*** Opening SUPPLIED INFORMATION ***

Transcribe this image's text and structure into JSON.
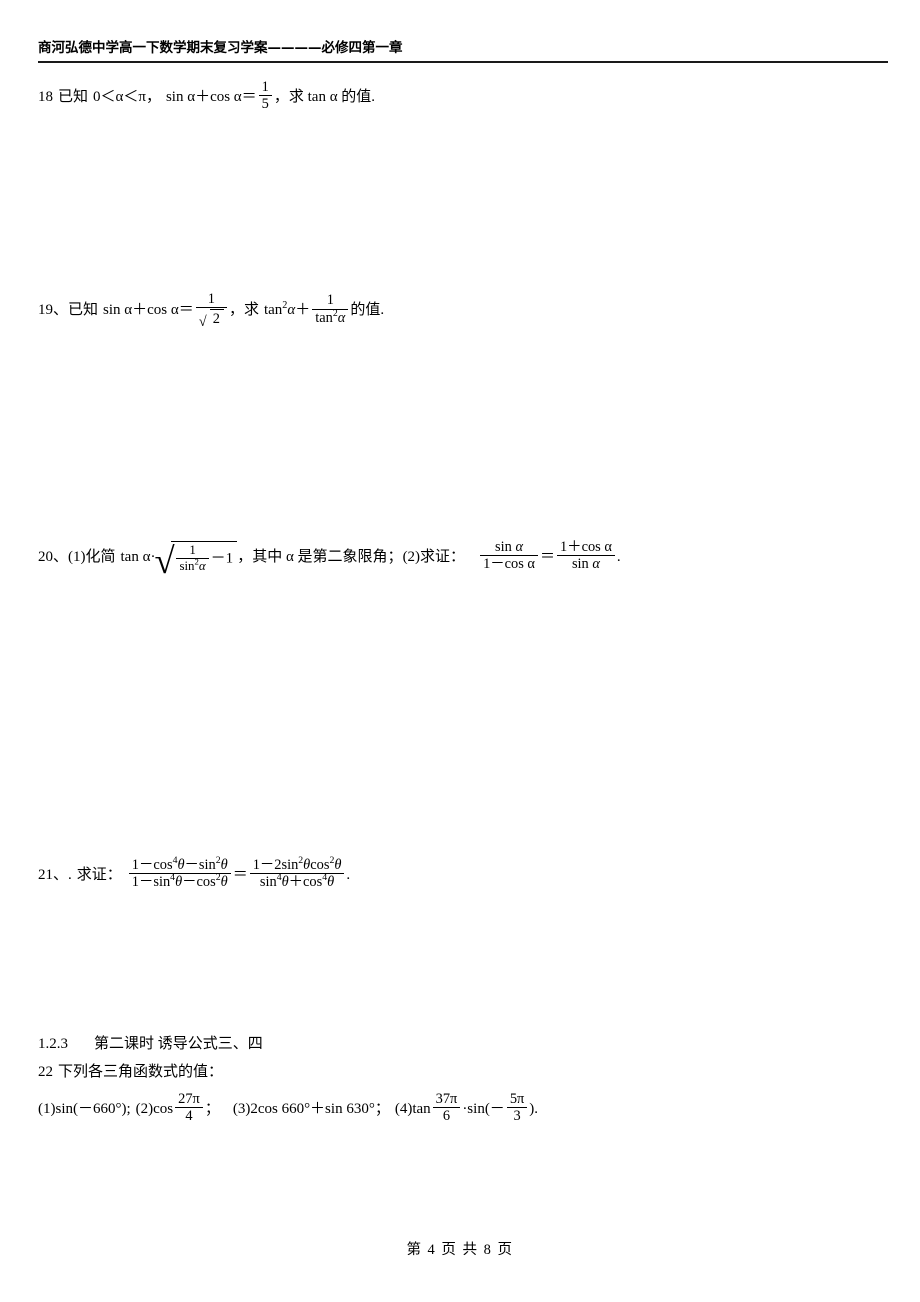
{
  "document": {
    "header_title": "商河弘德中学高一下数学期末复习学案————必修四第一章",
    "footer_text": "第 4 页 共 8 页"
  },
  "problems": {
    "p18": {
      "number": "18",
      "text_known": "已知",
      "range": "0＜α＜π，",
      "expr_lhs": "sin α＋cos α＝",
      "frac_num": "1",
      "frac_den": "5",
      "tail": "，求 tan α 的值."
    },
    "p19": {
      "number": "19、",
      "text_known": "已知",
      "expr_lhs": "sin α＋cos α＝",
      "frac_num": "1",
      "frac_den_root": "2",
      "mid": "，求",
      "term1": "tan",
      "term1_exp": "2",
      "term1_var": "α",
      "plus": "＋",
      "frac2_num": "1",
      "frac2_den_fn": "tan",
      "frac2_den_exp": "2",
      "frac2_den_var": "α",
      "tail": "的值."
    },
    "p20": {
      "number": "20、",
      "part1_label": "(1)化简",
      "part1_lead": "tan α·",
      "radicand_num": "1",
      "radicand_den_fn": "sin",
      "radicand_den_exp": "2",
      "radicand_den_var": "α",
      "radicand_tail": "－1",
      "part1_tail": "，其中 α 是第二象限角；",
      "part2_label": "(2)求证：",
      "lhs_num_fn": "sin",
      "lhs_num_var": "α",
      "lhs_den": "1－cos α",
      "equals": "＝",
      "rhs_num": "1＋cos α",
      "rhs_den_fn": "sin",
      "rhs_den_var": "α",
      "period": "."
    },
    "p21": {
      "number": "21、.",
      "label": "求证：",
      "lhs_num_a": "1－cos",
      "lhs_num_a_exp": "4",
      "lhs_num_a_var": "θ",
      "lhs_num_b": "－sin",
      "lhs_num_b_exp": "2",
      "lhs_num_b_var": "θ",
      "lhs_den_a": "1－sin",
      "lhs_den_a_exp": "4",
      "lhs_den_a_var": "θ",
      "lhs_den_b": "－cos",
      "lhs_den_b_exp": "2",
      "lhs_den_b_var": "θ",
      "equals": "＝",
      "rhs_num_a": "1－2sin",
      "rhs_num_a_exp": "2",
      "rhs_num_a_var": "θ",
      "rhs_num_b": "cos",
      "rhs_num_b_exp": "2",
      "rhs_num_b_var": "θ",
      "rhs_den_a": "sin",
      "rhs_den_a_exp": "4",
      "rhs_den_a_var": "θ",
      "rhs_den_b": "＋cos",
      "rhs_den_b_exp": "4",
      "rhs_den_b_var": "θ",
      "period": "."
    },
    "p22": {
      "number": "22",
      "stem": "下列各三角函数式的值：",
      "item1": "(1)sin(－660°);",
      "item2_lead": "(2)cos",
      "item2_num": "27π",
      "item2_den": "4",
      "item2_tail": "；",
      "item3": "(3)2cos 660°＋sin 630°；",
      "item4_lead": "(4)tan",
      "item4_num": "37π",
      "item4_den": "6",
      "item4_mid": "·sin(－",
      "item4_num2": "5π",
      "item4_den2": "3",
      "item4_tail": ")."
    }
  },
  "section": {
    "code": "1.2.3",
    "title": "第二课时  诱导公式三、四"
  }
}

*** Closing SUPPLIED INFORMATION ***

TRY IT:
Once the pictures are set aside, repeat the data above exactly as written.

YOUR SOLUTION:
Transcribe this image's text and structure into JSON.
{
  "document": {
    "header_title": "商河弘德中学高一下数学期末复习学案————必修四第一章",
    "footer_text": "第 4 页 共 8 页"
  },
  "problems": {
    "p18": {
      "number": "18",
      "text_known": "已知",
      "range": "0＜α＜π，",
      "expr_lhs": "sin α＋cos α＝",
      "frac_num": "1",
      "frac_den": "5",
      "tail": "，求 tan α 的值."
    },
    "p19": {
      "number": "19、",
      "text_known": "已知",
      "expr_lhs": "sin α＋cos α＝",
      "frac_num": "1",
      "frac_den_root": "2",
      "mid": "，求",
      "term1": "tan",
      "term1_exp": "2",
      "term1_var": "α",
      "plus": "＋",
      "frac2_num": "1",
      "frac2_den_fn": "tan",
      "frac2_den_exp": "2",
      "frac2_den_var": "α",
      "tail": "的值."
    },
    "p20": {
      "number": "20、",
      "part1_label": "(1)化简",
      "part1_lead": "tan α·",
      "radicand_num": "1",
      "radicand_den_fn": "sin",
      "radicand_den_exp": "2",
      "radicand_den_var": "α",
      "radicand_tail": "－1",
      "part1_tail": "，其中 α 是第二象限角；",
      "part2_label": "(2)求证：",
      "lhs_num_fn": "sin",
      "lhs_num_var": "α",
      "lhs_den": "1－cos α",
      "equals": "＝",
      "rhs_num": "1＋cos α",
      "rhs_den_fn": "sin",
      "rhs_den_var": "α",
      "period": "."
    },
    "p21": {
      "number": "21、.",
      "label": "求证：",
      "lhs_num_a": "1－cos",
      "lhs_num_a_exp": "4",
      "lhs_num_a_var": "θ",
      "lhs_num_b": "－sin",
      "lhs_num_b_exp": "2",
      "lhs_num_b_var": "θ",
      "lhs_den_a": "1－sin",
      "lhs_den_a_exp": "4",
      "lhs_den_a_var": "θ",
      "lhs_den_b": "－cos",
      "lhs_den_b_exp": "2",
      "lhs_den_b_var": "θ",
      "equals": "＝",
      "rhs_num_a": "1－2sin",
      "rhs_num_a_exp": "2",
      "rhs_num_a_var": "θ",
      "rhs_num_b": "cos",
      "rhs_num_b_exp": "2",
      "rhs_num_b_var": "θ",
      "rhs_den_a": "sin",
      "rhs_den_a_exp": "4",
      "rhs_den_a_var": "θ",
      "rhs_den_b": "＋cos",
      "rhs_den_b_exp": "4",
      "rhs_den_b_var": "θ",
      "period": "."
    },
    "p22": {
      "number": "22",
      "stem": "下列各三角函数式的值：",
      "item1": "(1)sin(－660°);",
      "item2_lead": "(2)cos",
      "item2_num": "27π",
      "item2_den": "4",
      "item2_tail": "；",
      "item3": "(3)2cos 660°＋sin 630°；",
      "item4_lead": "(4)tan",
      "item4_num": "37π",
      "item4_den": "6",
      "item4_mid": "·sin(－",
      "item4_num2": "5π",
      "item4_den2": "3",
      "item4_tail": ")."
    }
  },
  "section": {
    "code": "1.2.3",
    "title": "第二课时  诱导公式三、四"
  }
}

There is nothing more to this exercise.